• WHAT IS REQUIRED: If a line in the entries below holds the string "good", copy it.

==== RECORDED INFORMATION

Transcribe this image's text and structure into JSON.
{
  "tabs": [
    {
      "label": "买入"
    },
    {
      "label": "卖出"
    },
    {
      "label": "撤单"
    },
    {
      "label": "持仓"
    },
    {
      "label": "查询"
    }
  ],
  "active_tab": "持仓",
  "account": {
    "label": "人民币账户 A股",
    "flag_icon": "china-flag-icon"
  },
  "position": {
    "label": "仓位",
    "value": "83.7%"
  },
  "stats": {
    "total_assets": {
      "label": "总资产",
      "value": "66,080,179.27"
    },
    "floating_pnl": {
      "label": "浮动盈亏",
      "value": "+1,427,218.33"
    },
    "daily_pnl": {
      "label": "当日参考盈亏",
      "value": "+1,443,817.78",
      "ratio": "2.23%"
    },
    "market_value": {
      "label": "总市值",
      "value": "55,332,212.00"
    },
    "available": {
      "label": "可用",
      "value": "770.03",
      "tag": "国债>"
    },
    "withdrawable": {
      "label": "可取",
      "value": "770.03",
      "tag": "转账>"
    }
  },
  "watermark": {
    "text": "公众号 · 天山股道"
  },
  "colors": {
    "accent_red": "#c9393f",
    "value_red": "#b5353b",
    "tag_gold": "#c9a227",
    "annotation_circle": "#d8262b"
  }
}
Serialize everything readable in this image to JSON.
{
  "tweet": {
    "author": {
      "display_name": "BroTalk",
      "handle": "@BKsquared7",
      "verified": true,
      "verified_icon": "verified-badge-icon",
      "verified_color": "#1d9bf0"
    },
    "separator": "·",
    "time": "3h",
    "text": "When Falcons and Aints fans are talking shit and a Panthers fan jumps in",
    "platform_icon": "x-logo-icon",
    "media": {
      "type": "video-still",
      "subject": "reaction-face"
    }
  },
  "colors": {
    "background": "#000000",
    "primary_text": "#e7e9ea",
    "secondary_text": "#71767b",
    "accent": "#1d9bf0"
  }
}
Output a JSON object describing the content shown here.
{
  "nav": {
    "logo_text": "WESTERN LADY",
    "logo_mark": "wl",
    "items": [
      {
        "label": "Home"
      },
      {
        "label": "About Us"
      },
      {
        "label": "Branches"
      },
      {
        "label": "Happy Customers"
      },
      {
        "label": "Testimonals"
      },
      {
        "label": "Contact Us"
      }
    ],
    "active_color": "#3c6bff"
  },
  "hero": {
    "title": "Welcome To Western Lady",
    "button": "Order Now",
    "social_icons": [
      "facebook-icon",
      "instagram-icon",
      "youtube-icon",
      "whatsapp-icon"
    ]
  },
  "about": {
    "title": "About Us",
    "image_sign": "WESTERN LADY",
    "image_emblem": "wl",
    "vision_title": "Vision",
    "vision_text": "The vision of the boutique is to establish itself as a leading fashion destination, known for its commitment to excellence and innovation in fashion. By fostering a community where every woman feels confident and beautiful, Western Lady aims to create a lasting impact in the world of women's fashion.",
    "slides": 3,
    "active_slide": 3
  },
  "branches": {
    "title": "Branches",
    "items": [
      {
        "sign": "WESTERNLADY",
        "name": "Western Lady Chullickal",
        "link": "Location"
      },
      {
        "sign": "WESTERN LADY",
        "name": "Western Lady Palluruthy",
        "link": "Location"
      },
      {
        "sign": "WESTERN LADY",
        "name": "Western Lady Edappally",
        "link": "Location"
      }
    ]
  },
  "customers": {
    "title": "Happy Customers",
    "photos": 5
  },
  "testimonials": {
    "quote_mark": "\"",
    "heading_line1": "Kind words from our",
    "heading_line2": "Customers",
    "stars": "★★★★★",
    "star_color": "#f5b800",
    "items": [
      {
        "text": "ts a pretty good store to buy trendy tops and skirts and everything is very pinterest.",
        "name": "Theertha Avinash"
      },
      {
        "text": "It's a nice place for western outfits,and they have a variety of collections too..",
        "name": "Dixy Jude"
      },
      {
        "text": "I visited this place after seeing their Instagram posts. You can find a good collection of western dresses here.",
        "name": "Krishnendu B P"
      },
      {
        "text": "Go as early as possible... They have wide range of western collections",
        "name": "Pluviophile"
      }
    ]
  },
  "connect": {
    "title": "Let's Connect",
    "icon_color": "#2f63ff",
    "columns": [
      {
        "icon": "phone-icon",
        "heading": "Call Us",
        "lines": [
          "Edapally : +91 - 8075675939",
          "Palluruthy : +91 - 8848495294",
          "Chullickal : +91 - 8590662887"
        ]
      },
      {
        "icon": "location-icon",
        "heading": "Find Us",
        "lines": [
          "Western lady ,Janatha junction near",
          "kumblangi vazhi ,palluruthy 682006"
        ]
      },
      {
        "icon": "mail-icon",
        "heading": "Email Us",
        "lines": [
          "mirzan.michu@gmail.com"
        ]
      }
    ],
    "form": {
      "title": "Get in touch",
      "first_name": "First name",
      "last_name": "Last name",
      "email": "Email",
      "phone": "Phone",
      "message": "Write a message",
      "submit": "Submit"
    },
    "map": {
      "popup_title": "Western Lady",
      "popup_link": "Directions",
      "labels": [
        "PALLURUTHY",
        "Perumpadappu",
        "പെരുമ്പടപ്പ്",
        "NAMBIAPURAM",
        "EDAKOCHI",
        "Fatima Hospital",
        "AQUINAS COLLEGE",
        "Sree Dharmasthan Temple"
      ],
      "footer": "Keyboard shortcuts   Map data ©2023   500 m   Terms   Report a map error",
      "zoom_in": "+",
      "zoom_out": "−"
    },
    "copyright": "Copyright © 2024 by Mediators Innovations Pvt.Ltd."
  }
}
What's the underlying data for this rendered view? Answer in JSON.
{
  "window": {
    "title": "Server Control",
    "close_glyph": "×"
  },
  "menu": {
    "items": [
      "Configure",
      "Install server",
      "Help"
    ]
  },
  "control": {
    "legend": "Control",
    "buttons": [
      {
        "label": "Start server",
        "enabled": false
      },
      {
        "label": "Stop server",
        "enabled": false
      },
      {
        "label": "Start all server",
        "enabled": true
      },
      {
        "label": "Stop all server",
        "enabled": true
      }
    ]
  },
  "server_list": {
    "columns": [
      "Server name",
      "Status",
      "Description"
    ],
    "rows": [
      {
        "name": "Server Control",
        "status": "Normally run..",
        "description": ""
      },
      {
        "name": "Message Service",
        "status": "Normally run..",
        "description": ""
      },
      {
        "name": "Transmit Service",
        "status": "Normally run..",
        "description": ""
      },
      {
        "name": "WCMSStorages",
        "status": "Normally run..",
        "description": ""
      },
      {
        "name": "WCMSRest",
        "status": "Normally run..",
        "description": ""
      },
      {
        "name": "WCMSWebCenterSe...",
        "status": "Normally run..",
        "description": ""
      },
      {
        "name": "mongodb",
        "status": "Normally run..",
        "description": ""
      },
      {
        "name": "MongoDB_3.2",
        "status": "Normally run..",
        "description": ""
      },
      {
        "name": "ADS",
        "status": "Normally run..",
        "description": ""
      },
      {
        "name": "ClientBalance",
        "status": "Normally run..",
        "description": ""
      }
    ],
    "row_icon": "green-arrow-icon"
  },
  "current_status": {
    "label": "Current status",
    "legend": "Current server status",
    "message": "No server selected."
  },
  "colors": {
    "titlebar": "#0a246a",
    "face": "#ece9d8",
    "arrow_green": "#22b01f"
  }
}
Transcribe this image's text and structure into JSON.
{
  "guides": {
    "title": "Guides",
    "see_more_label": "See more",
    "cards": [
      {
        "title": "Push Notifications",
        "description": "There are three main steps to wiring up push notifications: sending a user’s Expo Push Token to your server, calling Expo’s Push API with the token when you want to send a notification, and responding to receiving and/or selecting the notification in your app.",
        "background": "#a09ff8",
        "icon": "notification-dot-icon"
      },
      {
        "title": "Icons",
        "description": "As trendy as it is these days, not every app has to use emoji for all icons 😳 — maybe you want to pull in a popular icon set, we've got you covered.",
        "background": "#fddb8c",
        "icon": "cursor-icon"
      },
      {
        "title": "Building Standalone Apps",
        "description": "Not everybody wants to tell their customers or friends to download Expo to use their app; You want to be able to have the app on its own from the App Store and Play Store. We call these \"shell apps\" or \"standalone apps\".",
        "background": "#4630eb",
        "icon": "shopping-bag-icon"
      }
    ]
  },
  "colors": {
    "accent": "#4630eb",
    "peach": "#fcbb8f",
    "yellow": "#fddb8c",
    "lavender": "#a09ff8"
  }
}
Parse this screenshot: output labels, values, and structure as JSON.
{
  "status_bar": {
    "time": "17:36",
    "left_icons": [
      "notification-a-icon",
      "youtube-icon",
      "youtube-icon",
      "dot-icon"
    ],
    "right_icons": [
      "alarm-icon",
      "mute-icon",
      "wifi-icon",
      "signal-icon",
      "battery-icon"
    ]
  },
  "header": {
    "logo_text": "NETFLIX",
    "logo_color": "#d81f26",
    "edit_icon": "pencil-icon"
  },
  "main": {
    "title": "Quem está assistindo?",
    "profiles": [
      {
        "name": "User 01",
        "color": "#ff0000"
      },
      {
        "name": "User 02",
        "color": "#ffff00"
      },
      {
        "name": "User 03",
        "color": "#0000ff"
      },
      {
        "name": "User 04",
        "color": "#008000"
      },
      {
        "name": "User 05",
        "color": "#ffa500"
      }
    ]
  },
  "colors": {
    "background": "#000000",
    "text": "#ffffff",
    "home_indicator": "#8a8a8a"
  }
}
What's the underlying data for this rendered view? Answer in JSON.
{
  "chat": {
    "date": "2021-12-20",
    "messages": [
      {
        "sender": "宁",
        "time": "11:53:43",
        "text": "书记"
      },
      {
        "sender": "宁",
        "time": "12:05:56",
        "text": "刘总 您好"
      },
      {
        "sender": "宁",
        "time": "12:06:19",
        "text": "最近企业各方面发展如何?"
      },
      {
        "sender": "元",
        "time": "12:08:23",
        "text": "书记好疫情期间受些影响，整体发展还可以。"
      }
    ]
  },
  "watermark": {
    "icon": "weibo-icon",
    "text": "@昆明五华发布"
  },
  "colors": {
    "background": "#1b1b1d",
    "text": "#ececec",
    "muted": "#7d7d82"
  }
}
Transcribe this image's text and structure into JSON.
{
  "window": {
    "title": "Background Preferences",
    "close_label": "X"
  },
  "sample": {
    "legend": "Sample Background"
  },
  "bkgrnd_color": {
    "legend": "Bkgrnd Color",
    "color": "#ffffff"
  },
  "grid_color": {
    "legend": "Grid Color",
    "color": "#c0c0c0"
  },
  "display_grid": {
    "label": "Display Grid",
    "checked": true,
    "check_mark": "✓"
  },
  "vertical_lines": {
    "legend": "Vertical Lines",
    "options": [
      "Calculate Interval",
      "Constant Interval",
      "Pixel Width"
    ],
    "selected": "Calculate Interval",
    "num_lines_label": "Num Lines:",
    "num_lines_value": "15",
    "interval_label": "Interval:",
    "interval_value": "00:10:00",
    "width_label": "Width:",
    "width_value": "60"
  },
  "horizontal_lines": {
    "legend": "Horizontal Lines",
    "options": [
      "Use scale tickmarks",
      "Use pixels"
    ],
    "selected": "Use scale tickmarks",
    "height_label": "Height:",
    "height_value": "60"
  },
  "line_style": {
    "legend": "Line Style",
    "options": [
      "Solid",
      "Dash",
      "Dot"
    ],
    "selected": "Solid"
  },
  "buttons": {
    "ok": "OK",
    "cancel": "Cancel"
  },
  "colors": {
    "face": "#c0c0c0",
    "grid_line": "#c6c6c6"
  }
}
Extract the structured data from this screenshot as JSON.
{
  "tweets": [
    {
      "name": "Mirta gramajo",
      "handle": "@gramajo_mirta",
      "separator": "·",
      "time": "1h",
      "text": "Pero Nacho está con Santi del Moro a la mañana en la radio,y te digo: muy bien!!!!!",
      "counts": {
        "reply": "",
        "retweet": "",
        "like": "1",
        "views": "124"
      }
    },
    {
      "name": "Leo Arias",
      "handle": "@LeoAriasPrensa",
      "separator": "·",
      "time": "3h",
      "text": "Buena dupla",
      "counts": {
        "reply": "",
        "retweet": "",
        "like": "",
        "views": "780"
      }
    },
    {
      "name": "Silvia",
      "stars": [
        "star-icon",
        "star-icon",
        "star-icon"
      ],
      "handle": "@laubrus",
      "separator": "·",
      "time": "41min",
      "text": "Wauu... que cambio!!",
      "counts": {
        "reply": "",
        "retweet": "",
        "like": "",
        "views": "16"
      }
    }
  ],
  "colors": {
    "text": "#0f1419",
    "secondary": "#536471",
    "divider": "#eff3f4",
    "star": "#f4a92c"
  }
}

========

• ANSWER SPACE:
        "text": "ts a pretty good store to buy trendy tops and skirts and everything is very pinterest.",
        "text": "I visited this place after seeing their Instagram posts. You can find a good collection of western dresses here.",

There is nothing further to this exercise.